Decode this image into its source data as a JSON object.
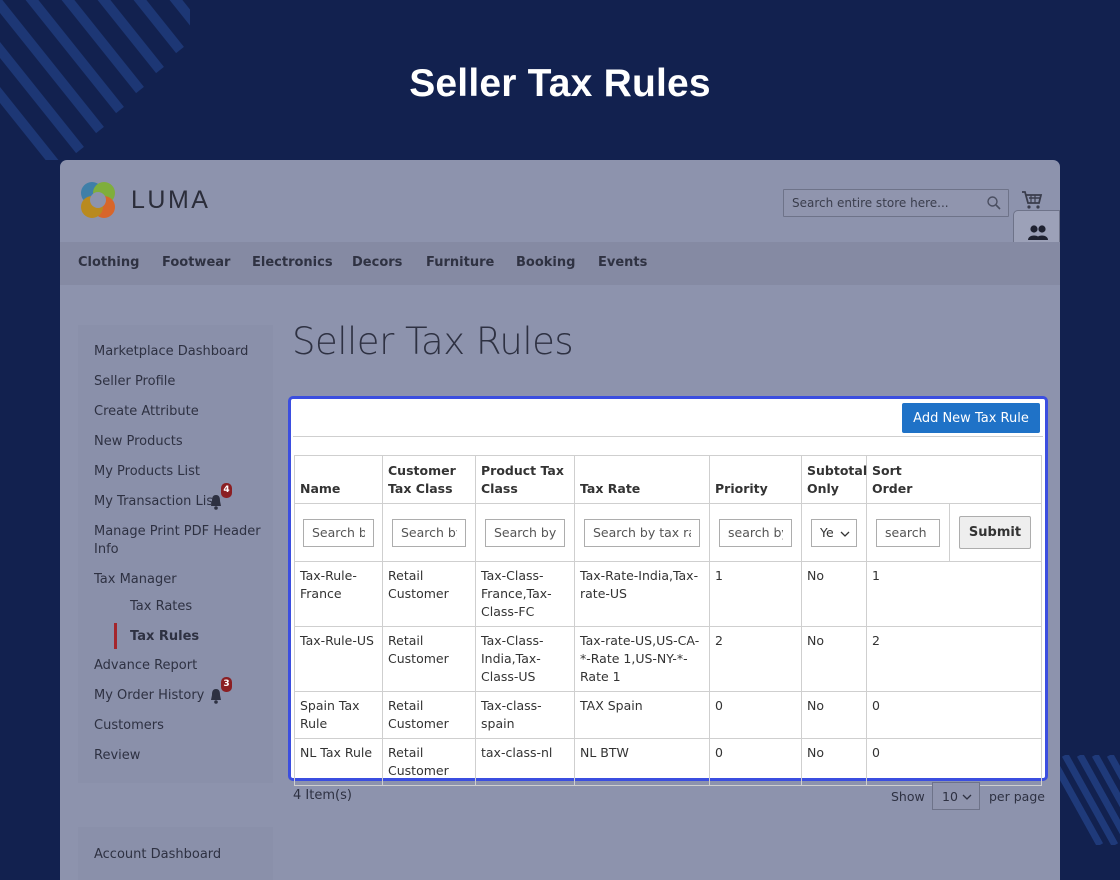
{
  "hero": {
    "title": "Seller Tax Rules"
  },
  "header": {
    "logo_text": "LUMA",
    "search_placeholder": "Search entire store here..."
  },
  "nav": {
    "items": [
      "Clothing",
      "Footwear",
      "Electronics",
      "Decors",
      "Furniture",
      "Booking",
      "Events"
    ]
  },
  "sidebar": {
    "items": {
      "dashboard": "Marketplace Dashboard",
      "profile": "Seller Profile",
      "create_attribute": "Create Attribute",
      "new_products": "New Products",
      "products_list": "My Products List",
      "transaction_list": "My Transaction List",
      "print_pdf": "Manage Print PDF Header Info",
      "tax_manager": "Tax Manager",
      "tax_rates": "Tax Rates",
      "tax_rules": "Tax Rules",
      "advance_report": "Advance Report",
      "order_history": "My Order History",
      "customers": "Customers",
      "review": "Review"
    },
    "badges": {
      "transaction": "4",
      "orders": "3"
    },
    "account_dashboard": "Account Dashboard"
  },
  "main": {
    "page_title": "Seller Tax Rules",
    "add_button": "Add New Tax Rule",
    "columns": {
      "name": "Name",
      "customer_tax_class": "Customer Tax Class",
      "product_tax_class": "Product Tax Class",
      "tax_rate": "Tax Rate",
      "priority": "Priority",
      "subtotal_only": "Subtotal Only",
      "sort_order": "Sort Order"
    },
    "filters": {
      "name": "Search b",
      "customer_tax_class": "Search by",
      "product_tax_class": "Search by p",
      "tax_rate": "Search by tax rat",
      "priority": "search by",
      "subtotal_only": "Ye",
      "sort_order": "search b",
      "submit": "Submit"
    },
    "rows": [
      [
        "Tax-Rule-France",
        "Retail Customer",
        "Tax-Class-France,Tax-Class-FC",
        "Tax-Rate-India,Tax-rate-US",
        "1",
        "No",
        "1"
      ],
      [
        "Tax-Rule-US",
        "Retail Customer",
        "Tax-Class-India,Tax-Class-US",
        "Tax-rate-US,US-CA-*-Rate 1,US-NY-*-Rate 1",
        "2",
        "No",
        "2"
      ],
      [
        "Spain Tax Rule",
        "Retail Customer",
        "Tax-class-spain",
        "TAX Spain",
        "0",
        "No",
        "0"
      ],
      [
        "NL Tax Rule",
        "Retail Customer",
        "tax-class-nl",
        "NL BTW",
        "0",
        "No",
        "0"
      ]
    ],
    "items_count": "4 Item(s)",
    "pager": {
      "show": "Show",
      "per_page_value": "10",
      "per_page": "per page"
    }
  },
  "colors": {
    "background": "#12214f",
    "accent": "#1f72c7",
    "panel_border": "#3b4ee0",
    "badge": "#8b1f23"
  }
}
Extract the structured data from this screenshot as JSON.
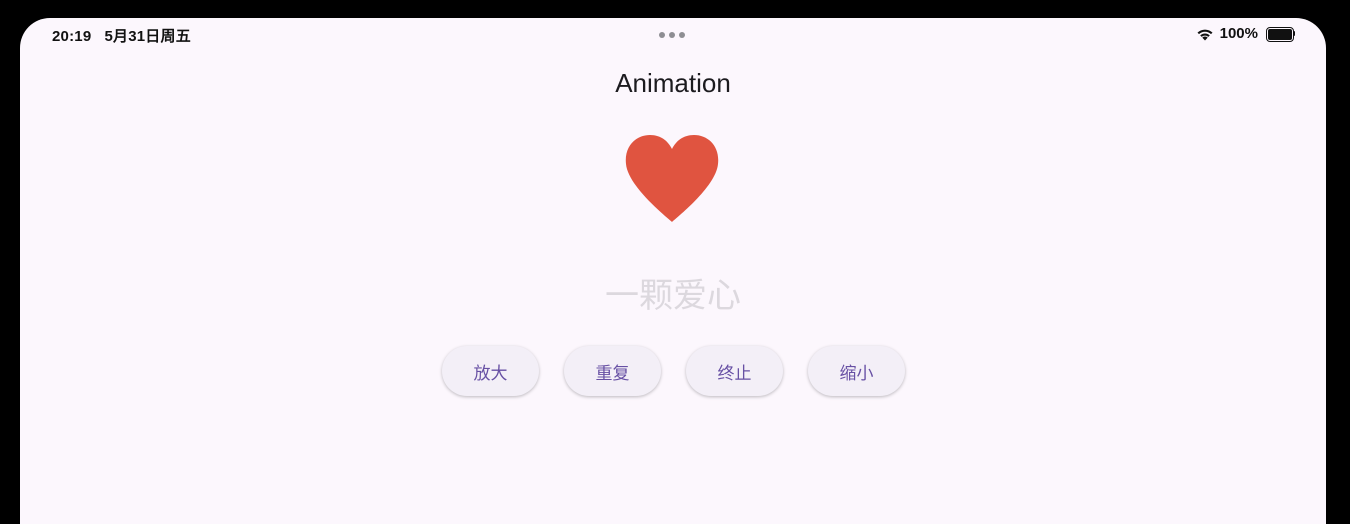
{
  "status_bar": {
    "time": "20:19",
    "date": "5月31日周五",
    "battery": "100%",
    "icons": [
      "wifi-icon",
      "battery-icon"
    ]
  },
  "page": {
    "title": "Animation",
    "heart_color": "#e05440",
    "caption": "一颗爱心",
    "caption_color": "#dcd8de"
  },
  "buttons": {
    "enlarge": "放大",
    "repeat": "重复",
    "stop": "终止",
    "shrink": "缩小"
  },
  "colors": {
    "background": "#fcf7fd",
    "button_bg": "#f3eff7",
    "button_text": "#6750a4"
  }
}
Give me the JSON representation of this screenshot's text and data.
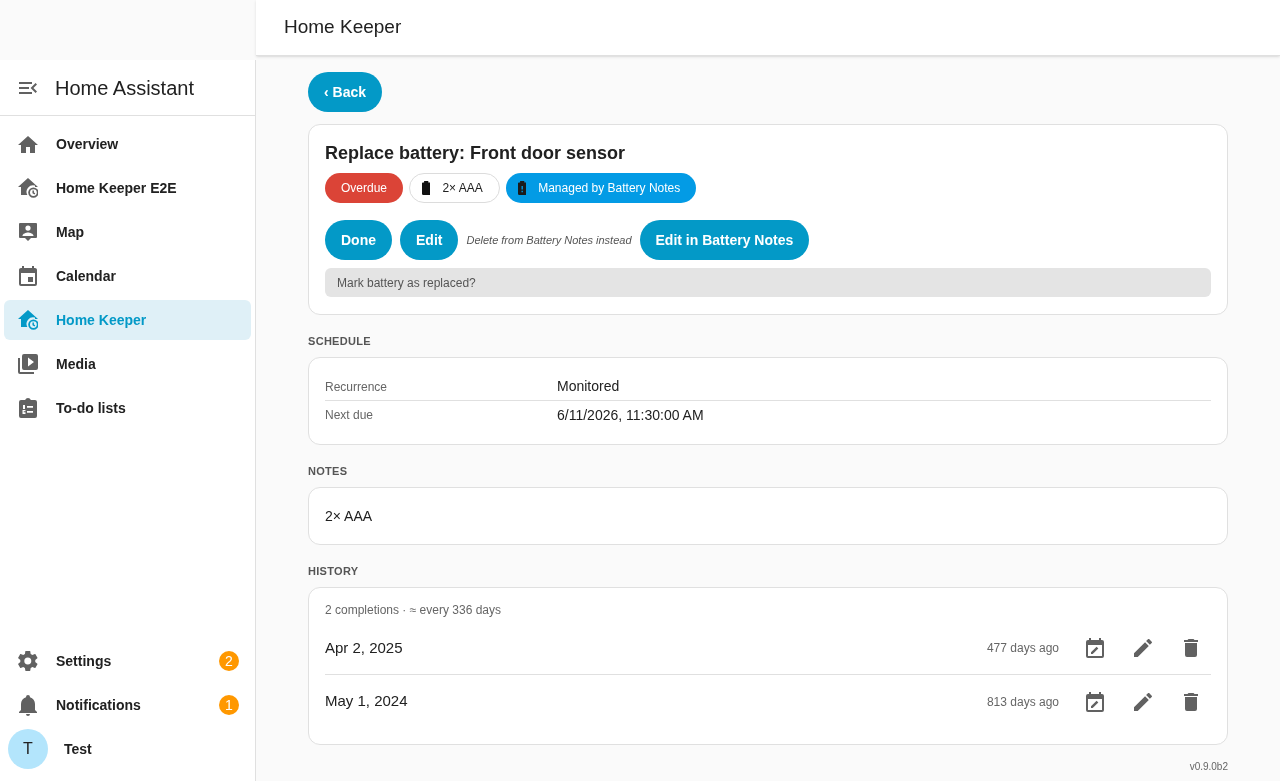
{
  "header": {
    "title": "Home Keeper"
  },
  "sidebar": {
    "title": "Home Assistant",
    "items": [
      {
        "label": "Overview",
        "selected": false
      },
      {
        "label": "Home Keeper E2E",
        "selected": false
      },
      {
        "label": "Map",
        "selected": false
      },
      {
        "label": "Calendar",
        "selected": false
      },
      {
        "label": "Home Keeper",
        "selected": true
      },
      {
        "label": "Media",
        "selected": false
      },
      {
        "label": "To-do lists",
        "selected": false
      }
    ],
    "footer_items": [
      {
        "label": "Settings",
        "badge": "2"
      },
      {
        "label": "Notifications",
        "badge": "1"
      }
    ],
    "user": {
      "initial": "T",
      "name": "Test"
    }
  },
  "back_button": {
    "label": "‹ Back"
  },
  "task": {
    "title": "Replace battery: Front door sensor",
    "chips": [
      {
        "kind": "status",
        "label": "Overdue"
      },
      {
        "kind": "battery",
        "label": "2× AAA"
      },
      {
        "kind": "managed",
        "label": "Managed by Battery Notes"
      }
    ],
    "actions": [
      {
        "kind": "button",
        "label": "Done"
      },
      {
        "kind": "button",
        "label": "Edit"
      },
      {
        "kind": "link",
        "label": "Delete from Battery Notes instead"
      },
      {
        "kind": "button",
        "label": "Edit in Battery Notes"
      }
    ],
    "hint": "Mark battery as replaced?"
  },
  "schedule": {
    "heading": "SCHEDULE",
    "rows": [
      {
        "label": "Recurrence",
        "value": "Monitored"
      },
      {
        "label": "Next due",
        "value": "6/11/2026, 11:30:00 AM"
      }
    ]
  },
  "notes": {
    "heading": "NOTES",
    "text": "2× AAA"
  },
  "history": {
    "heading": "HISTORY",
    "summary": "2 completions · ≈ every 336 days",
    "entries": [
      {
        "date": "Apr 2, 2025",
        "ago": "477 days ago"
      },
      {
        "date": "May 1, 2024",
        "ago": "813 days ago"
      }
    ]
  },
  "version": "v0.9.0b2"
}
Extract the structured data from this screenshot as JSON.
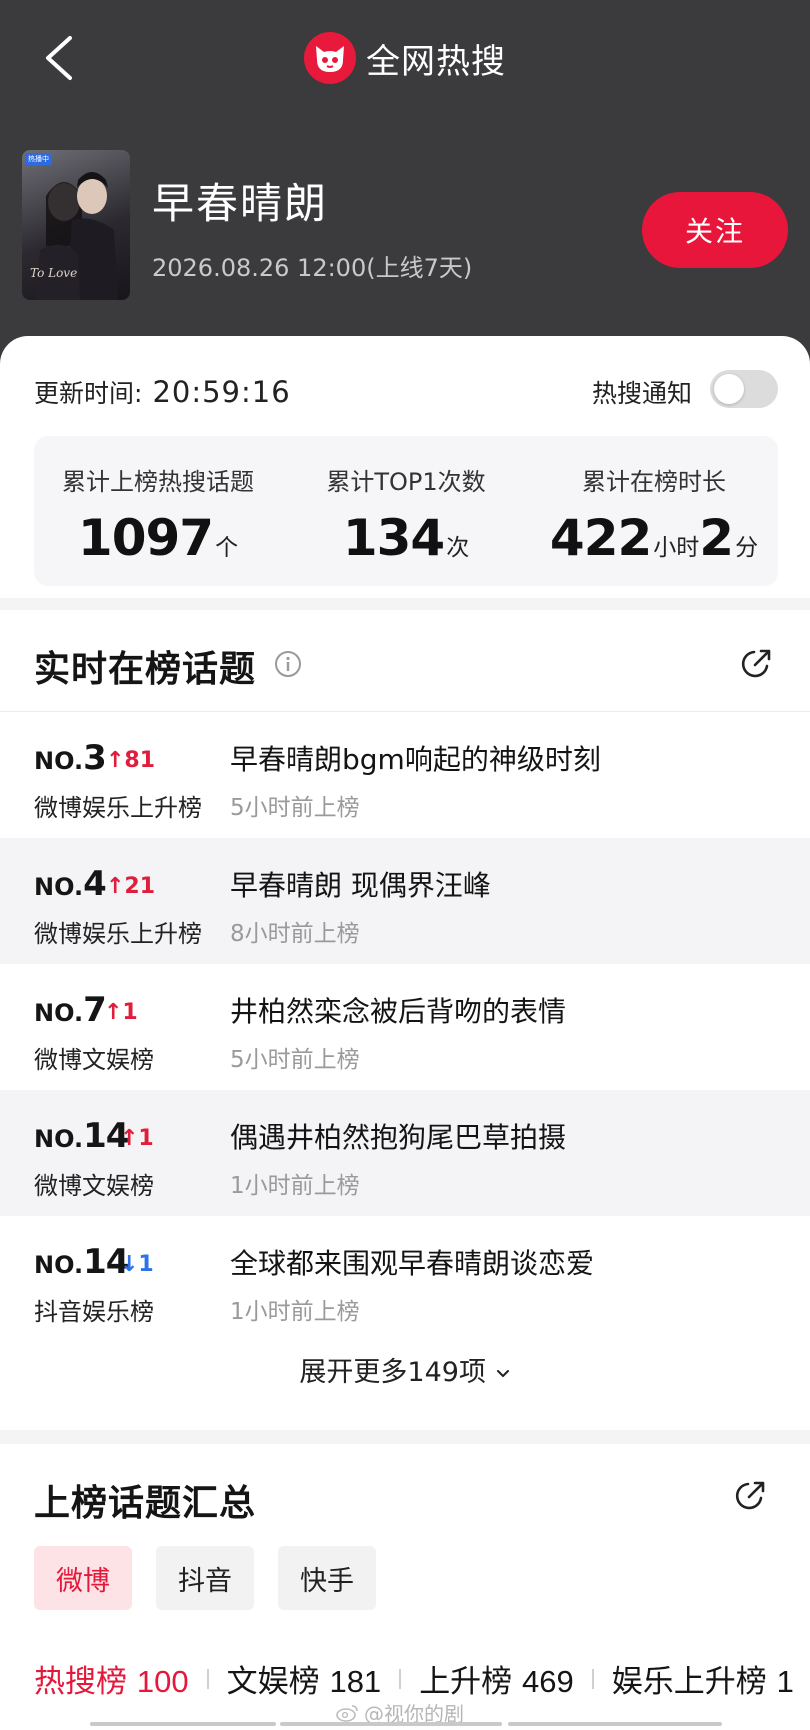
{
  "header": {
    "app_title": "全网热搜",
    "logo_icon": "cat-logo-icon",
    "back_icon": "chevron-left-icon"
  },
  "show": {
    "title": "早春晴朗",
    "date": "2026.08.26 12:00(上线7天)",
    "follow_label": "关注",
    "poster_tag": "热播中",
    "poster_text": "To Love"
  },
  "stats": {
    "update_label": "更新时间:",
    "update_time": "20:59:16",
    "notify_label": "热搜通知",
    "notify_on": false,
    "items": [
      {
        "label": "累计上榜热搜话题",
        "value": "1097",
        "unit": "个"
      },
      {
        "label": "累计TOP1次数",
        "value": "134",
        "unit": "次"
      },
      {
        "label": "累计在榜时长",
        "value": "422",
        "unit": "小时",
        "value2": "2",
        "unit2": "分"
      }
    ]
  },
  "realtime": {
    "title": "实时在榜话题",
    "topics": [
      {
        "no": "NO.",
        "rank": "3",
        "trend": "↑81",
        "dir": "up",
        "board": "微博娱乐上升榜",
        "title": "早春晴朗bgm响起的神级时刻",
        "time": "5小时前上榜"
      },
      {
        "no": "NO.",
        "rank": "4",
        "trend": "↑21",
        "dir": "up",
        "board": "微博娱乐上升榜",
        "title": "早春晴朗 现偶界汪峰",
        "time": "8小时前上榜"
      },
      {
        "no": "NO.",
        "rank": "7",
        "trend": "↑1",
        "dir": "up",
        "board": "微博文娱榜",
        "title": "井柏然栾念被后背吻的表情",
        "time": "5小时前上榜"
      },
      {
        "no": "NO.",
        "rank": "14",
        "trend": "↑1",
        "dir": "up",
        "board": "微博文娱榜",
        "title": "偶遇井柏然抱狗尾巴草拍摄",
        "time": "1小时前上榜"
      },
      {
        "no": "NO.",
        "rank": "14",
        "trend": "↓1",
        "dir": "down",
        "board": "抖音娱乐榜",
        "title": "全球都来围观早春晴朗谈恋爱",
        "time": "1小时前上榜"
      }
    ],
    "expand_label": "展开更多149项",
    "expand_icon": "chevron-down-icon"
  },
  "summary": {
    "title": "上榜话题汇总",
    "platforms": [
      "微博",
      "抖音",
      "快手"
    ],
    "active_platform": 0,
    "boards": [
      {
        "label": "热搜榜",
        "count": "100"
      },
      {
        "label": "文娱榜",
        "count": "181"
      },
      {
        "label": "上升榜",
        "count": "469"
      },
      {
        "label": "娱乐上升榜",
        "count": "1"
      }
    ]
  },
  "watermark": "@视你的剧",
  "colors": {
    "accent": "#e8163a",
    "header_bg": "#3b3b3d",
    "up": "#e01e3c",
    "down": "#2c72e8"
  }
}
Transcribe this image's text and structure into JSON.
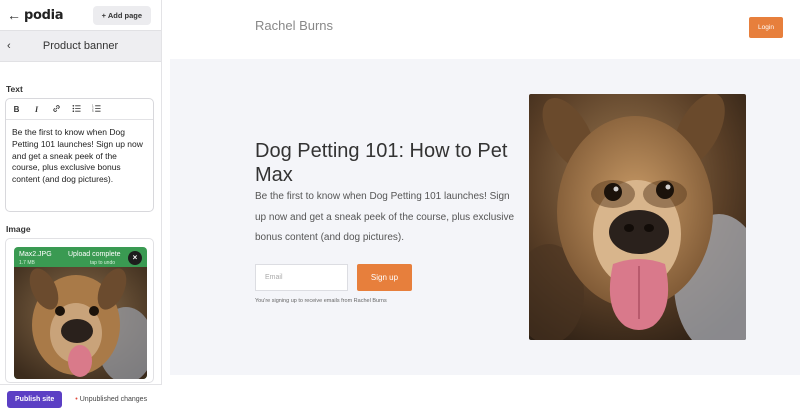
{
  "sidebar": {
    "logo": "podia",
    "add_page_label": "+ Add page",
    "panel_title": "Product banner",
    "text_label": "Text",
    "image_label": "Image",
    "editor_content": "Be the first to know when Dog Petting 101 launches! Sign up now and get a sneak peek of the course, plus exclusive bonus content (and dog pictures).",
    "toolbar": {
      "bold": "B",
      "italic": "I"
    },
    "upload": {
      "file_name": "Max2.JPG",
      "file_size": "1.7 MB",
      "status": "Upload complete",
      "undo": "tap to undo"
    },
    "footer": {
      "publish_label": "Publish site",
      "unpublished_label": "Unpublished changes"
    }
  },
  "preview": {
    "site_name": "Rachel Burns",
    "login_label": "Login",
    "headline": "Dog Petting 101: How to Pet Max",
    "subtext": "Be the first to know when Dog Petting 101 launches! Sign up now and get a sneak peek of the course, plus exclusive bonus content (and dog pictures).",
    "email_placeholder": "Email",
    "signup_label": "Sign up",
    "disclaimer": "You're signing up to receive emails from Rachel Burns"
  },
  "colors": {
    "accent_orange": "#e77f3c",
    "publish_purple": "#5b3fc4",
    "upload_green": "#3a9a52",
    "unpublished_dot": "#e0493a"
  },
  "icons": [
    "back-arrow-icon",
    "chevron-left-icon",
    "bold-icon",
    "italic-icon",
    "link-icon",
    "bulleted-list-icon",
    "numbered-list-icon",
    "close-icon"
  ]
}
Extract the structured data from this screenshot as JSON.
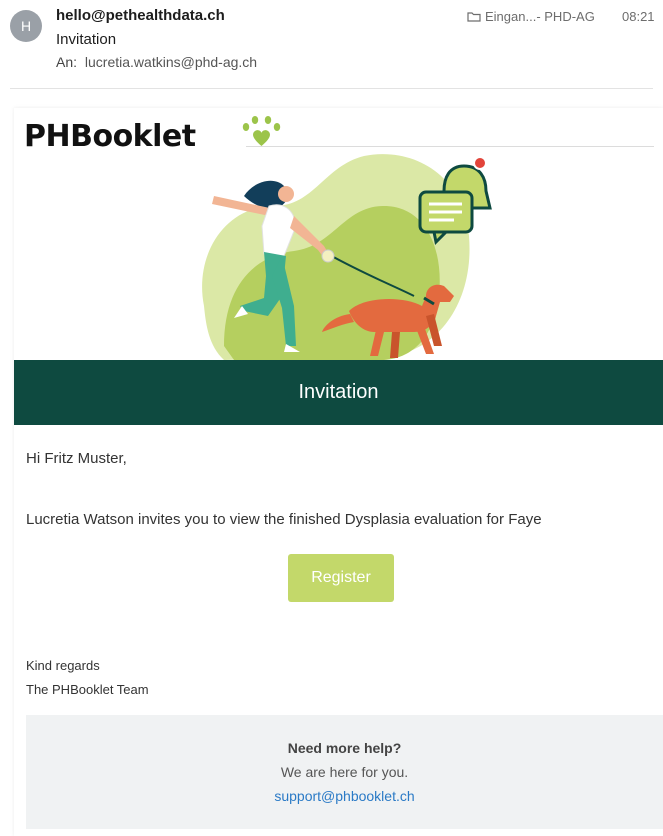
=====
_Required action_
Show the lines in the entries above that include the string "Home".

_Answer to this task_
    "title": "Home Keeper"
    "title": "Home Assistant",
        "label": "Home Keeper E2E",
        "label": "Home Keeper",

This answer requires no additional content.